Exercise objective – Across all the entries, tally the lines holding the word "Guild", and give the number by itself.
━━ Listed records ━━
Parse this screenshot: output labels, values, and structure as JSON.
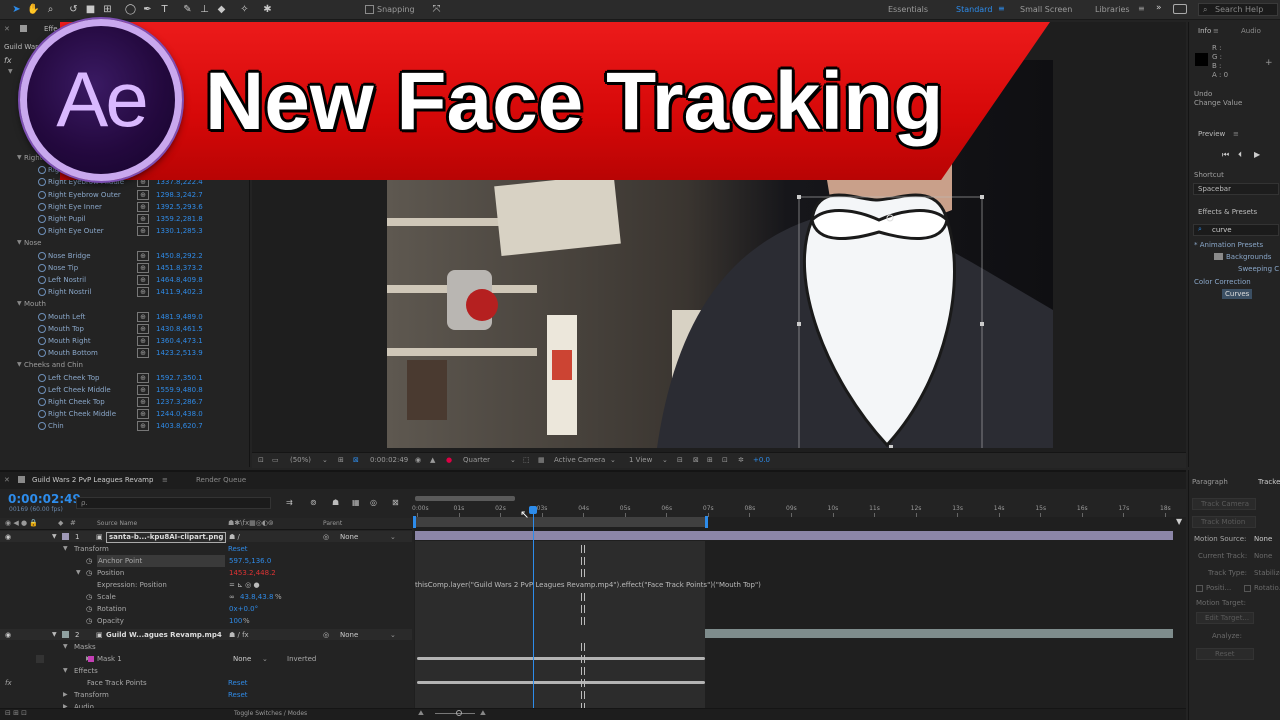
{
  "toolbar": {
    "snapping_label": "Snapping",
    "workspaces": [
      "Essentials",
      "Standard",
      "Small Screen",
      "Libraries"
    ],
    "active_workspace": "Standard",
    "search_placeholder": "Search Help"
  },
  "banner": {
    "title": "New Face Tracking",
    "logo_text": "Ae",
    "bg_color": "#e01010"
  },
  "effects_panel": {
    "tab_partial": "Effe",
    "comp_partial": "Guild Wars",
    "groups": [
      {
        "name": "Right",
        "items": [
          {
            "name": "Right",
            "value": ""
          },
          {
            "name": "Right Eyebrow Middle",
            "value": "1337.8,222.4"
          },
          {
            "name": "Right Eyebrow Outer",
            "value": "1298.3,242.7"
          },
          {
            "name": "Right Eye Inner",
            "value": "1392.5,293.6"
          },
          {
            "name": "Right Pupil",
            "value": "1359.2,281.8"
          },
          {
            "name": "Right Eye Outer",
            "value": "1330.1,285.3"
          }
        ]
      },
      {
        "name": "Nose",
        "items": [
          {
            "name": "Nose Bridge",
            "value": "1450.8,292.2"
          },
          {
            "name": "Nose Tip",
            "value": "1451.8,373.2"
          },
          {
            "name": "Left Nostril",
            "value": "1464.8,409.8"
          },
          {
            "name": "Right Nostril",
            "value": "1411.9,402.3"
          }
        ]
      },
      {
        "name": "Mouth",
        "items": [
          {
            "name": "Mouth Left",
            "value": "1481.9,489.0"
          },
          {
            "name": "Mouth Top",
            "value": "1430.8,461.5"
          },
          {
            "name": "Mouth Right",
            "value": "1360.4,473.1"
          },
          {
            "name": "Mouth Bottom",
            "value": "1423.2,513.9"
          }
        ]
      },
      {
        "name": "Cheeks and Chin",
        "items": [
          {
            "name": "Left Cheek Top",
            "value": "1592.7,350.1"
          },
          {
            "name": "Left Cheek Middle",
            "value": "1559.9,480.8"
          },
          {
            "name": "Right Cheek Top",
            "value": "1237.3,286.7"
          },
          {
            "name": "Right Cheek Middle",
            "value": "1244.0,438.0"
          },
          {
            "name": "Chin",
            "value": "1403.8,620.7"
          }
        ]
      }
    ]
  },
  "viewer_bar": {
    "zoom": "(50%)",
    "timecode": "0:00:02:49",
    "resolution": "Quarter",
    "camera": "Active Camera",
    "view": "1 View",
    "exposure": "+0.0"
  },
  "info_panel": {
    "tabs": [
      "Info",
      "Audio"
    ],
    "channels": [
      "R :",
      "G :",
      "B :",
      "A : 0"
    ],
    "undo": "Undo",
    "change_value": "Change Value"
  },
  "preview_panel": {
    "title": "Preview",
    "shortcut_label": "Shortcut",
    "shortcut_value": "Spacebar"
  },
  "effects_presets": {
    "title": "Effects & Presets",
    "search_value": "curve",
    "tree": [
      "* Animation Presets",
      "Backgrounds",
      "Sweeping C",
      "Color Correction",
      "Curves"
    ]
  },
  "timeline": {
    "tabs": [
      "Guild Wars 2 PvP Leagues Revamp",
      "Render Queue"
    ],
    "timecode": "0:00:02:49",
    "frame_info": "00169 (60.00 fps)",
    "search_placeholder": "ρ.",
    "col_source": "Source Name",
    "col_parent": "Parent",
    "layers": [
      {
        "num": "1",
        "name": "santa-b...-kpu8AI-clipart.png",
        "parent": "None"
      },
      {
        "num": "2",
        "name": "Guild W...agues Revamp.mp4",
        "parent": "None"
      }
    ],
    "props": {
      "transform": "Transform",
      "reset": "Reset",
      "anchor_point": "Anchor Point",
      "anchor_value": "597.5,136.0",
      "position": "Position",
      "position_value": "1453.2,448.2",
      "expression_label": "Expression: Position",
      "expression_text": "thisComp.layer(\"Guild Wars 2 PvP Leagues Revamp.mp4\").effect(\"Face Track Points\")(\"Mouth Top\")",
      "scale": "Scale",
      "scale_value": "43.8,43.8",
      "scale_unit": "%",
      "rotation": "Rotation",
      "rotation_value": "0x+0.0°",
      "opacity": "Opacity",
      "opacity_value": "100",
      "opacity_unit": "%",
      "masks": "Masks",
      "mask1": "Mask 1",
      "mask_mode": "None",
      "inverted": "Inverted",
      "effects": "Effects",
      "face_track": "Face Track Points",
      "transform2": "Transform",
      "audio": "Audio",
      "toggle": "Toggle Switches / Modes"
    },
    "ticks": [
      "0:00s",
      "01s",
      "02s",
      "03s",
      "04s",
      "05s",
      "06s",
      "07s",
      "08s",
      "09s",
      "10s",
      "11s",
      "12s",
      "13s",
      "14s",
      "15s",
      "16s",
      "17s",
      "18s"
    ],
    "playhead_fraction": 0.155
  },
  "tracker_panel": {
    "tabs": [
      "Paragraph",
      "Tracker"
    ],
    "track_camera": "Track Camera",
    "track_motion": "Track Motion",
    "motion_source_label": "Motion Source:",
    "motion_source_value": "None",
    "current_track": "Current Track:",
    "current_track_value": "None",
    "track_type": "Track Type:",
    "track_type_value": "Stabilize",
    "position_opt": "Positi...",
    "rotation_opt": "Rotatio...",
    "motion_target": "Motion Target:",
    "edit_target": "Edit Target...",
    "analyze": "Analyze:",
    "reset": "Reset"
  }
}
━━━
Response area – 4